Release Date: July 17, 2009
Starring: Josh Lucas, Jacqueline Bisset,
Lukas Haas, Vanessa Kai, Adam
Brody, and Fabrizia Dal Farrar
Runtime: 100 minutes
Distributor: Screen Media Films
Director: Boaz Yakin
Executive Producer: None
Producer: Boaz Yakin and Joseph Zolfo
Writer: Boaz Yakin
Address Comments To:Joseph E. Kovacs, President, Screen Media Ventures
Robert E. Baruc, President, Screen Media Films
757 Third Avenue
New York, NY 10017
Phone: (212) 308-1790; Fax: (212) 308-1791
Website: www.screenmediafilms.net; Email: email@example.com
The shocking opening includes shots of Nazi doctors at a concentration camp during World War II, slicing open conscious women while one young doctor becomes lovers with one of the Jewish women in the camp. Interspersed with these scenes are scenes of the woman’s older son, played by Josh Lucas (no names are mentioned throughout the movie), having sadomasochistic sex with his Asian female boss in 1993, the night before the first World Trade Center bombing. His boss enjoys him hitting her repeatedly, but refuses to have intercourse because he has been with too many women. This just angers him even more. The next morning, when he’s alone, he tries to pleasure himself but can’t.

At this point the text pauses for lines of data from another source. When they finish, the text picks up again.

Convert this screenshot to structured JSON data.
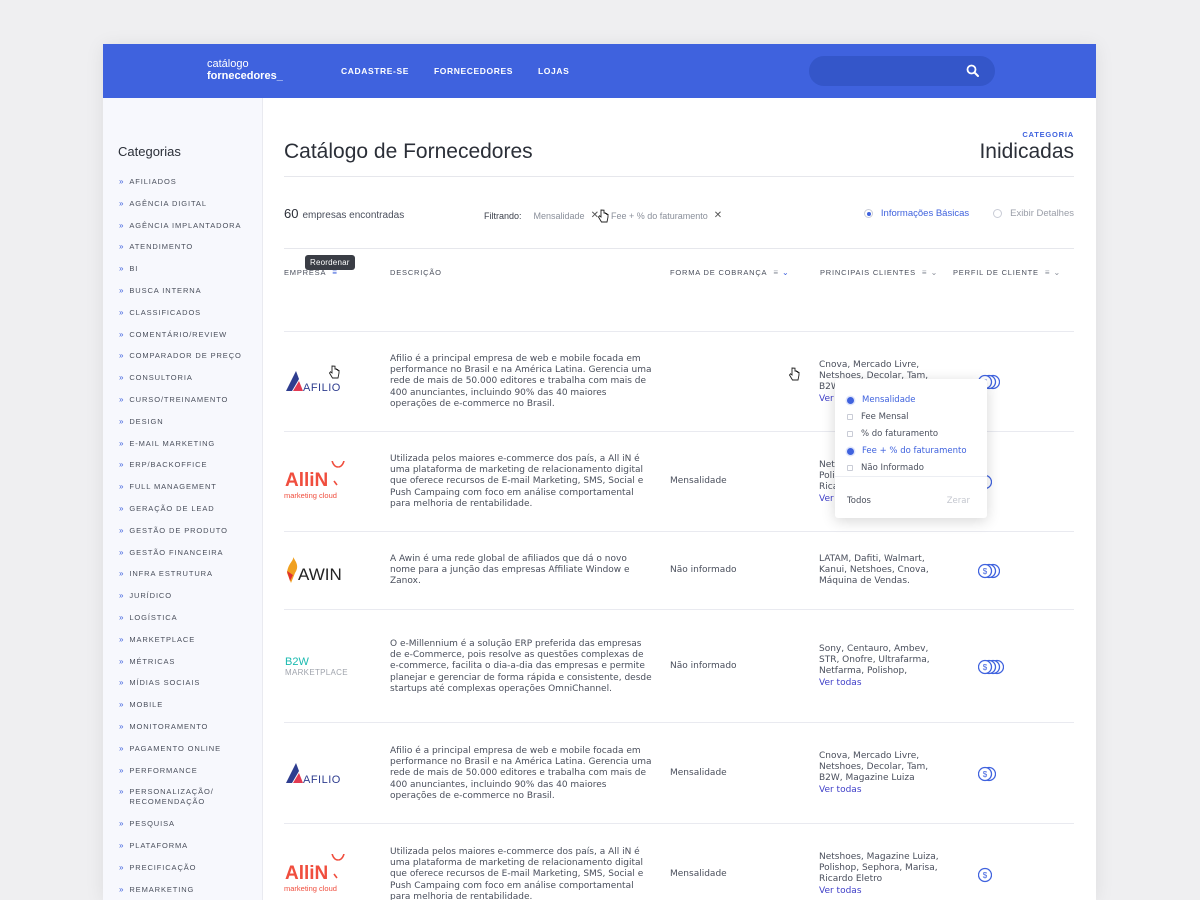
{
  "header": {
    "logo_line1": "catálogo",
    "logo_line2": "fornecedores_",
    "nav": [
      "CADASTRE-SE",
      "FORNECEDORES",
      "LOJAS"
    ],
    "search_placeholder": ""
  },
  "sidebar": {
    "title": "Categorias",
    "items": [
      "AFILIADOS",
      "AGÊNCIA DIGITAL",
      "AGÊNCIA IMPLANTADORA",
      "ATENDIMENTO",
      "BI",
      "BUSCA INTERNA",
      "CLASSIFICADOS",
      "COMENTÁRIO/REVIEW",
      "COMPARADOR DE PREÇO",
      "CONSULTORIA",
      "CURSO/TREINAMENTO",
      "DESIGN",
      "E-MAIL MARKETING",
      "ERP/BACKOFFICE",
      "FULL MANAGEMENT",
      "GERAÇÃO DE LEAD",
      "GESTÃO DE PRODUTO",
      "GESTÃO FINANCEIRA",
      "INFRA ESTRUTURA",
      "JURÍDICO",
      "LOGÍSTICA",
      "MARKETPLACE",
      "MÉTRICAS",
      "MÍDIAS SOCIAIS",
      "MOBILE",
      "MONITORAMENTO",
      "PAGAMENTO ONLINE",
      "PERFORMANCE",
      "PERSONALIZAÇÃO/ RECOMENDAÇÃO",
      "PESQUISA",
      "PLATAFORMA",
      "PRECIFICAÇÃO",
      "REMARKETING"
    ]
  },
  "page": {
    "title": "Catálogo de Fornecedores",
    "category_label": "CATEGORIA",
    "category_value": "Inidicadas",
    "count": "60",
    "count_label": "empresas encontradas",
    "filter_label": "Filtrando:",
    "filters": [
      "Mensalidade",
      "Fee + % do faturamento"
    ],
    "view_basic": "Informações Básicas",
    "view_details": "Exibir Detalhes"
  },
  "table": {
    "tooltip": "Reordenar",
    "headers": {
      "empresa": "EMPRESA",
      "descricao": "DESCRIÇÃO",
      "forma": "FORMA DE COBRANÇA",
      "clientes": "PRINCIPAIS CLIENTES",
      "perfil": "PERFIL DE CLIENTE"
    },
    "rows": [
      {
        "logo": "AFILIO",
        "desc": "Afilio é a principal empresa de web e mobile focada em performance no Brasil e na América Latina. Gerencia uma rede de mais de 50.000 editores e trabalha com mais de 400 anunciantes, incluindo 90% das 40 maiores operações de e-commerce no Brasil.",
        "forma": "",
        "clientes": "Cnova, Mercado Livre, Netshoes, Decolar, Tam, B2W, Magazine Luiza",
        "ver": "Ver todas",
        "perfil": 3
      },
      {
        "logo": "AlliN",
        "logo_sub": "marketing cloud",
        "desc": "Utilizada pelos maiores e-commerce dos país, a All iN é uma plataforma de marketing de relacionamento digital que oferece recursos de E-mail Marketing, SMS, Social e Push Campaing com foco em análise comportamental para melhoria de rentabilidade.",
        "forma": "Mensalidade",
        "clientes": "Netshoes, Magazine Luiza, Polishop, Sephora, Marisa, Ricardo Eletro",
        "ver": "Ver todas",
        "perfil": 1
      },
      {
        "logo": "AWIN",
        "desc": "A Awin é uma rede global de afiliados que dá o novo nome para a junção das empresas Affiliate Window e Zanox.",
        "forma": "Não informado",
        "clientes": "LATAM, Dafiti, Walmart, Kanui, Netshoes, Cnova, Máquina de Vendas.",
        "ver": "",
        "perfil": 3
      },
      {
        "logo": "B2W",
        "logo_sub": "MARKETPLACE",
        "desc": "O e-Millennium é a solução ERP preferida das empresas de e-Commerce, pois resolve as questões complexas de e-commerce, facilita o dia-a-dia das empresas e permite planejar e gerenciar de forma rápida e consistente, desde startups até complexas operações OmniChannel.",
        "forma": "Não informado",
        "clientes": "Sony, Centauro, Ambev, STR, Onofre, Ultrafarma, Netfarma, Polishop,",
        "ver": "Ver todas",
        "perfil": 4
      },
      {
        "logo": "AFILIO",
        "desc": "Afilio é a principal empresa de web e mobile focada em performance no Brasil e na América Latina. Gerencia uma rede de mais de 50.000 editores e trabalha com mais de 400 anunciantes, incluindo 90% das 40 maiores operações de e-commerce no Brasil.",
        "forma": "Mensalidade",
        "clientes": "Cnova, Mercado Livre, Netshoes, Decolar, Tam, B2W, Magazine Luiza",
        "ver": "Ver todas",
        "perfil": 2
      },
      {
        "logo": "AlliN",
        "logo_sub": "marketing cloud",
        "desc": "Utilizada pelos maiores e-commerce dos país, a All iN é uma plataforma de marketing de relacionamento digital que oferece recursos de E-mail Marketing, SMS, Social e Push Campaing com foco em análise comportamental para melhoria de rentabilidade.",
        "forma": "Mensalidade",
        "clientes": "Netshoes, Magazine Luiza, Polishop, Sephora, Marisa, Ricardo Eletro",
        "ver": "Ver todas",
        "perfil": 1
      }
    ]
  },
  "dropdown": {
    "options": [
      {
        "label": "Mensalidade",
        "checked": true
      },
      {
        "label": "Fee Mensal",
        "checked": false
      },
      {
        "label": "% do faturamento",
        "checked": false
      },
      {
        "label": "Fee + % do faturamento",
        "checked": true
      },
      {
        "label": "Não Informado",
        "checked": false
      }
    ],
    "todos": "Todos",
    "zerar": "Zerar"
  },
  "colors": {
    "accent": "#3f62de",
    "link": "#3f3fc8",
    "allin": "#f04e3e"
  },
  "icons": [
    "search-icon",
    "sort-icon",
    "chevron-down-icon",
    "close-icon",
    "coin-stack-icon",
    "cursor-hand-icon"
  ]
}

Cut to him visiting his mother’s house for dinner. Clearly, the mother has been emotionally scarred by her experience, and so has he indirectly. She goes into unexplainable rages and is cheating on her husband, who has stayed with her. She apparently longs to be together again with her Nazi lover, who left her when he ran away from the approaching Russian troops. Her younger son is so emotionally scarred by his wacky mother that he can’t live on his own, even though he is a talented composer and pianist. The older brother gets upset when the younger brother complains about the inadequacy of the strict, but bizarre, vegetarian meal he has demanded she make for him. This throws the mother into a rage smashing dishes and clearing shelves in the small kitchen. The older brother urges his younger sibling to find a way to earn enough money to get his own place, to get away from this disturbed woman.

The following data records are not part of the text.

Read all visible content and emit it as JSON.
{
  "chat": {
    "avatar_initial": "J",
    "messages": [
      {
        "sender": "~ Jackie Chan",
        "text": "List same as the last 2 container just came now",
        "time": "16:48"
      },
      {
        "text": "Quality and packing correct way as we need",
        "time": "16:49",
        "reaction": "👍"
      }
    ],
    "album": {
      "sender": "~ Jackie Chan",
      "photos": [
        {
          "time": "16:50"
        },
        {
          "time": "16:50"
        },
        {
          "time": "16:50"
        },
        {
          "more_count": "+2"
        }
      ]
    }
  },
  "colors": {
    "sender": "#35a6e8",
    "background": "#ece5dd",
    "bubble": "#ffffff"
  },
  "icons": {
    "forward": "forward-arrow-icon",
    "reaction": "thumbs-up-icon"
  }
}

At his office, the older brother is at first upset about the hotshot new salesman working at the Asian woman’s modeling and acting agency. They become friends, however, as they share techniques of getting clients. The older brother, who also teaches acting classes for the clients, is more conventional and truthful, reminding the women clients that it’s hard to make it in the business, so they should lower their expectations. Eventually, he invites his younger brother to stay at his condo, even though he is using it to fund the start-up of a shady modeling and acting agency with the new hotshot salesman.

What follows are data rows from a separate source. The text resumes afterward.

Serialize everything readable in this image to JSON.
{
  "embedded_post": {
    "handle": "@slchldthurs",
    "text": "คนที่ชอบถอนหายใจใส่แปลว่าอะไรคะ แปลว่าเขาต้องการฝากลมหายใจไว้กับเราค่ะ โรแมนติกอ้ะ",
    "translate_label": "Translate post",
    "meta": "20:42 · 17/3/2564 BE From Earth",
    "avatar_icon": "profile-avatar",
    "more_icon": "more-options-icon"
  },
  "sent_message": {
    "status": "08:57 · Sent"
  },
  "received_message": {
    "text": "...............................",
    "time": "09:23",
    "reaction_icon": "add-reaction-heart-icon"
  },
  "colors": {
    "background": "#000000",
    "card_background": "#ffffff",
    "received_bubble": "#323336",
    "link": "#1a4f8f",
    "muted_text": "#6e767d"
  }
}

Meanwhile, a scene reveals that the mother’s own parents abandoned her to fend for herself against Hitler’s National Socialists invading France at the onset of World War II. And now, the Nazi doctor from the concentration camp has finally tracked down his former lover in New York City. He starts following her and killing off the three rivals to his affections. A twist at the end leads to an open-ended last scene that comments on the disappointing lives of these despicable, tortured people.
There’s not much to say about this disgusting movie. It is pretentious and deliberately shocking. Any positive message intended by the writer/director gets lost in the extremely graphic, gratuitous content. The boring, pretentious, anti-climactic ending does not help. Another problem is that the non-shocking scenes in the movie are not shot in an interesting, compelling way that would merit much attention otherwise.
It is torture to watch DEATH IN LOVE. For much more wholesome and worthwhile movies, go to www.movieguide.org’s archive of 5,000 movie reviews.
There’s not much to say about this disgusting movie. It is pretentious and deliberately shocking. Any positive message intended by the filmmaker gets lost in the extremely graphic content. It is torture to watch DEATH IN LOVE. For much more wholesome and worthwhile movies, go to www.movieguide.org’s archive of 5,000 movie reviews.